Task directions: Find and copy each line of the data that includes "Диск".

Collected data
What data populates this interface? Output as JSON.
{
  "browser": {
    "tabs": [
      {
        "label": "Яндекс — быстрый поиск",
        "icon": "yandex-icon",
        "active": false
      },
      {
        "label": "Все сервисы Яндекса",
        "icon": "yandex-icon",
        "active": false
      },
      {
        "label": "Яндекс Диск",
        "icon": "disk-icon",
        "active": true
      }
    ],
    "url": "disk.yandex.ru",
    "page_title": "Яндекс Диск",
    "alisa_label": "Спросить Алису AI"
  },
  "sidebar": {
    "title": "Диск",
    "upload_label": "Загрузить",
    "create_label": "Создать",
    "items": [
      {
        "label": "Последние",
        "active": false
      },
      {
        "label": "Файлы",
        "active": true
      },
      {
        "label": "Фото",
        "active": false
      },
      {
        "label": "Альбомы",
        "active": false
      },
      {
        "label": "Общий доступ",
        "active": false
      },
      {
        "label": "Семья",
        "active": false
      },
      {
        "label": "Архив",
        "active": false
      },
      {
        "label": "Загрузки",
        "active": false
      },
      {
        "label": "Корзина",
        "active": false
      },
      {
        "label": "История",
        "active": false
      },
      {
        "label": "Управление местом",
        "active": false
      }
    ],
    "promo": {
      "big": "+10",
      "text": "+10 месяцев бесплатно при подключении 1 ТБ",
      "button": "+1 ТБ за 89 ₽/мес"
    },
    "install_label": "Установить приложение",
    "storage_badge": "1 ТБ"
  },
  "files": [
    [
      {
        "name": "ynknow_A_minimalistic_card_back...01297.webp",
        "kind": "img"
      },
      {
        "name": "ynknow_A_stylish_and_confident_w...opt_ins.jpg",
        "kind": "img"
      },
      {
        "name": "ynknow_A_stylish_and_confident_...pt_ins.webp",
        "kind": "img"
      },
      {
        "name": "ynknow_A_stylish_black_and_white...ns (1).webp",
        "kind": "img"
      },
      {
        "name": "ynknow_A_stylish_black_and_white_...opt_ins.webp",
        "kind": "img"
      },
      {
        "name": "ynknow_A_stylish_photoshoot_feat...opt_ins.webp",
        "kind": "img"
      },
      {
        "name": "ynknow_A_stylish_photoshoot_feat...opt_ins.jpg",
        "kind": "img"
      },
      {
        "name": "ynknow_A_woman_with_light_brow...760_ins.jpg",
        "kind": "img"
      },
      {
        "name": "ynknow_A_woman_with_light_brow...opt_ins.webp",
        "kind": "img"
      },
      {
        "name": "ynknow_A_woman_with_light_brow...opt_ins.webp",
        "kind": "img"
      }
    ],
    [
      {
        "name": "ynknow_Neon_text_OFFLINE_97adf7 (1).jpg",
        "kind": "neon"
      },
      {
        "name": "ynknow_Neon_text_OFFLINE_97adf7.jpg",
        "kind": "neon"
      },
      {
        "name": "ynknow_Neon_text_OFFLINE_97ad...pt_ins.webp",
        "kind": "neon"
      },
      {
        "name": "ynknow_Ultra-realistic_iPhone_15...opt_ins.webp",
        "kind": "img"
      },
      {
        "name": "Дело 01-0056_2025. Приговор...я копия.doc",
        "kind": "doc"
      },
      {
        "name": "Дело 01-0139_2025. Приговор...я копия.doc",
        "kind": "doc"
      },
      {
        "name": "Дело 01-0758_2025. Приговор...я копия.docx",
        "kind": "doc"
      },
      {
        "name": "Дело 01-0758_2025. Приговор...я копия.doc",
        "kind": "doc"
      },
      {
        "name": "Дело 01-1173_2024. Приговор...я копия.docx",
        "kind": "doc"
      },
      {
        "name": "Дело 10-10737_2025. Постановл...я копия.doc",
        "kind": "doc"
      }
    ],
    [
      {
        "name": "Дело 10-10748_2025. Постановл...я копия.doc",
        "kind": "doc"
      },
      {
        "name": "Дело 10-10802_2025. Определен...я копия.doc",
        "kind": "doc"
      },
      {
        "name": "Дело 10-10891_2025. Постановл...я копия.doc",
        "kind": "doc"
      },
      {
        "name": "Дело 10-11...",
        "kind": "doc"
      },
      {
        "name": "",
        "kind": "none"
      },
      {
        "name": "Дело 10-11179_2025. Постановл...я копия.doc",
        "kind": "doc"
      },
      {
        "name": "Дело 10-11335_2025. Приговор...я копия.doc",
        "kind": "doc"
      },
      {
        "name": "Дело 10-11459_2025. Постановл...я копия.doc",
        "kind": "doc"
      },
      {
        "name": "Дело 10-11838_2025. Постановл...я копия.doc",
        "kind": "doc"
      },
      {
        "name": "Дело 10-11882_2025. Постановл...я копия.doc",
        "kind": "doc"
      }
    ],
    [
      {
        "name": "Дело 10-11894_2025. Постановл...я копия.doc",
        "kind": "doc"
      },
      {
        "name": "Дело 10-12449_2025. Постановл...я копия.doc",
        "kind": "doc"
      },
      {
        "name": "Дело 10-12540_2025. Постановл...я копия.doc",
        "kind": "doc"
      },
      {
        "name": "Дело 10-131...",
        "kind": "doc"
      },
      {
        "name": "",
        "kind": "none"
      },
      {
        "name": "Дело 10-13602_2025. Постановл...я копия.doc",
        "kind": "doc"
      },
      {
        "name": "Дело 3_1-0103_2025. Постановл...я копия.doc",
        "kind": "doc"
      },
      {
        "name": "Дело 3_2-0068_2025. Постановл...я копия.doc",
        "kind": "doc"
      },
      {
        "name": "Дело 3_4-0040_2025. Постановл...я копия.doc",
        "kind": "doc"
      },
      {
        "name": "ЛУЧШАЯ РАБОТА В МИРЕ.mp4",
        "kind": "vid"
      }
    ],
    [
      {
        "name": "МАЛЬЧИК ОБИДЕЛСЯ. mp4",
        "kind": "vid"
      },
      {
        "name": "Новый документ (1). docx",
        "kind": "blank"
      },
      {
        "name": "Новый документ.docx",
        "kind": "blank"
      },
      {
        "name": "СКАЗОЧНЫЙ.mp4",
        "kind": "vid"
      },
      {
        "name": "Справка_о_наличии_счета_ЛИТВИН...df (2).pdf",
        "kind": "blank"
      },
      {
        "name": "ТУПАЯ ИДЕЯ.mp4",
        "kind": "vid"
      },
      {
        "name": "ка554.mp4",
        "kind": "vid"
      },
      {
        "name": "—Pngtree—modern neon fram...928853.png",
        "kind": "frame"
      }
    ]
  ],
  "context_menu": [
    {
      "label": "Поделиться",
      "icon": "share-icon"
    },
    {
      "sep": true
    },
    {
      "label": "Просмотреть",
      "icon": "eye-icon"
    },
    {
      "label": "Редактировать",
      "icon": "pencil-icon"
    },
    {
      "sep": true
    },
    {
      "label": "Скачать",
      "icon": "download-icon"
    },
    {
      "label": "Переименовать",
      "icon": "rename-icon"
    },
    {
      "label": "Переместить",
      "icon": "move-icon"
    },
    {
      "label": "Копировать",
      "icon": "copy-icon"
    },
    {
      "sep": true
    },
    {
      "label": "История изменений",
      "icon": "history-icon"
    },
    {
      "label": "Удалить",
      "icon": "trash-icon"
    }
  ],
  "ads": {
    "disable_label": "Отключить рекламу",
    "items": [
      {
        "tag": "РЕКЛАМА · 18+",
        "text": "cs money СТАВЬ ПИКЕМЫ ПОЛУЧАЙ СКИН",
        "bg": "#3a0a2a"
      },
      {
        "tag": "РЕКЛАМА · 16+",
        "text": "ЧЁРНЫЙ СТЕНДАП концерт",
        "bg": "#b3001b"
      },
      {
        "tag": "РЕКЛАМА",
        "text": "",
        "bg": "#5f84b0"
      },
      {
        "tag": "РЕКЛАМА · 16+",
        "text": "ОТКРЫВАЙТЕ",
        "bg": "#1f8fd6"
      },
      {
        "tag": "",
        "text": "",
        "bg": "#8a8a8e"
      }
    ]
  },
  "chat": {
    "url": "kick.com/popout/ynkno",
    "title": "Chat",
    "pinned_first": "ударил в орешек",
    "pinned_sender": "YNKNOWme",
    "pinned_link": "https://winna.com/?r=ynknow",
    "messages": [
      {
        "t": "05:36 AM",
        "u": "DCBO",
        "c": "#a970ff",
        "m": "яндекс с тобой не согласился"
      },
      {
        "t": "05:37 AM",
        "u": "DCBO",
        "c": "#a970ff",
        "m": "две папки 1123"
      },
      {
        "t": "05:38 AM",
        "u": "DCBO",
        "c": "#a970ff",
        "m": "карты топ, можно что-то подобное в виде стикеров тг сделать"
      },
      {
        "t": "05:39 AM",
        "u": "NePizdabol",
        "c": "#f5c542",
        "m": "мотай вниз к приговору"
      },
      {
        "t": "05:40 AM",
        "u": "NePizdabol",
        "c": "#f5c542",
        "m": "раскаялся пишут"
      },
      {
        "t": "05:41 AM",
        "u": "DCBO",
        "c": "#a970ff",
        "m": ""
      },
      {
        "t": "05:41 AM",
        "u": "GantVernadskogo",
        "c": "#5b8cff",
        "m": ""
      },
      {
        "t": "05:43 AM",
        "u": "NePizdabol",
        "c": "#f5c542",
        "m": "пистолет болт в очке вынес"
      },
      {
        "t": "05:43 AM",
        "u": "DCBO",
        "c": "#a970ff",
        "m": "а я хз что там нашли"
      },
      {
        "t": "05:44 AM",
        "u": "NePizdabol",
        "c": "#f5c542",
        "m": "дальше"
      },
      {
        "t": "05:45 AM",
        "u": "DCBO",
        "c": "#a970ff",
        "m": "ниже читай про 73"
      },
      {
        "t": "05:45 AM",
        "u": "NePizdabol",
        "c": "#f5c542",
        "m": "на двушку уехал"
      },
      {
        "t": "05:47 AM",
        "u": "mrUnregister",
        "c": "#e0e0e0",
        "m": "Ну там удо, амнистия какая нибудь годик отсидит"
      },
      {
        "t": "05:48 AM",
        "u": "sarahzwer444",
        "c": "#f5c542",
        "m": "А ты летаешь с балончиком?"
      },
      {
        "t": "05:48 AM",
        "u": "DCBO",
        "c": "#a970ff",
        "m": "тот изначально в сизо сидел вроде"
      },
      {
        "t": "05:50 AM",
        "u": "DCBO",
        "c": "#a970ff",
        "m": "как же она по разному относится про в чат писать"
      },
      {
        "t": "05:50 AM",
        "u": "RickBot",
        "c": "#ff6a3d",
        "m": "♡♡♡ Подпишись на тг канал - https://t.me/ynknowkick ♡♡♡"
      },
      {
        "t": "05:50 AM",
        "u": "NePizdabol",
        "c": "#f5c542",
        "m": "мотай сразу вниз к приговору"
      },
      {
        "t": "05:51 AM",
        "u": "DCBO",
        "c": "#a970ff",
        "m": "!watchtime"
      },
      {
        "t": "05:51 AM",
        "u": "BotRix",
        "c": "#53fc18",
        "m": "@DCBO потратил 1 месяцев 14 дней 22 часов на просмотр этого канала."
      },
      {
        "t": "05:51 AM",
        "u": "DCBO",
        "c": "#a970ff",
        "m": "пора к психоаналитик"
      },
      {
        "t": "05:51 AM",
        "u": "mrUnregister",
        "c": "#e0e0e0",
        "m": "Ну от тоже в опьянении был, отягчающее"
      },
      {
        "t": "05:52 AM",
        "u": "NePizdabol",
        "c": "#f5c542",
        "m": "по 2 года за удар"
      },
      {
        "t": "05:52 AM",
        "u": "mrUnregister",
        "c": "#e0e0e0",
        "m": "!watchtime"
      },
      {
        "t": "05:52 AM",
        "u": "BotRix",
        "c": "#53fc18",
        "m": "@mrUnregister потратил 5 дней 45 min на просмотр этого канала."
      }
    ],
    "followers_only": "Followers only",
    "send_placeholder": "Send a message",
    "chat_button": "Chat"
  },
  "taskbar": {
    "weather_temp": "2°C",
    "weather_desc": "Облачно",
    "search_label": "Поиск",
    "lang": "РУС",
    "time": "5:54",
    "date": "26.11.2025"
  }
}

Your response:
        "label": "Яндекс Диск",
    "page_title": "Яндекс Диск",
    "title": "Диск",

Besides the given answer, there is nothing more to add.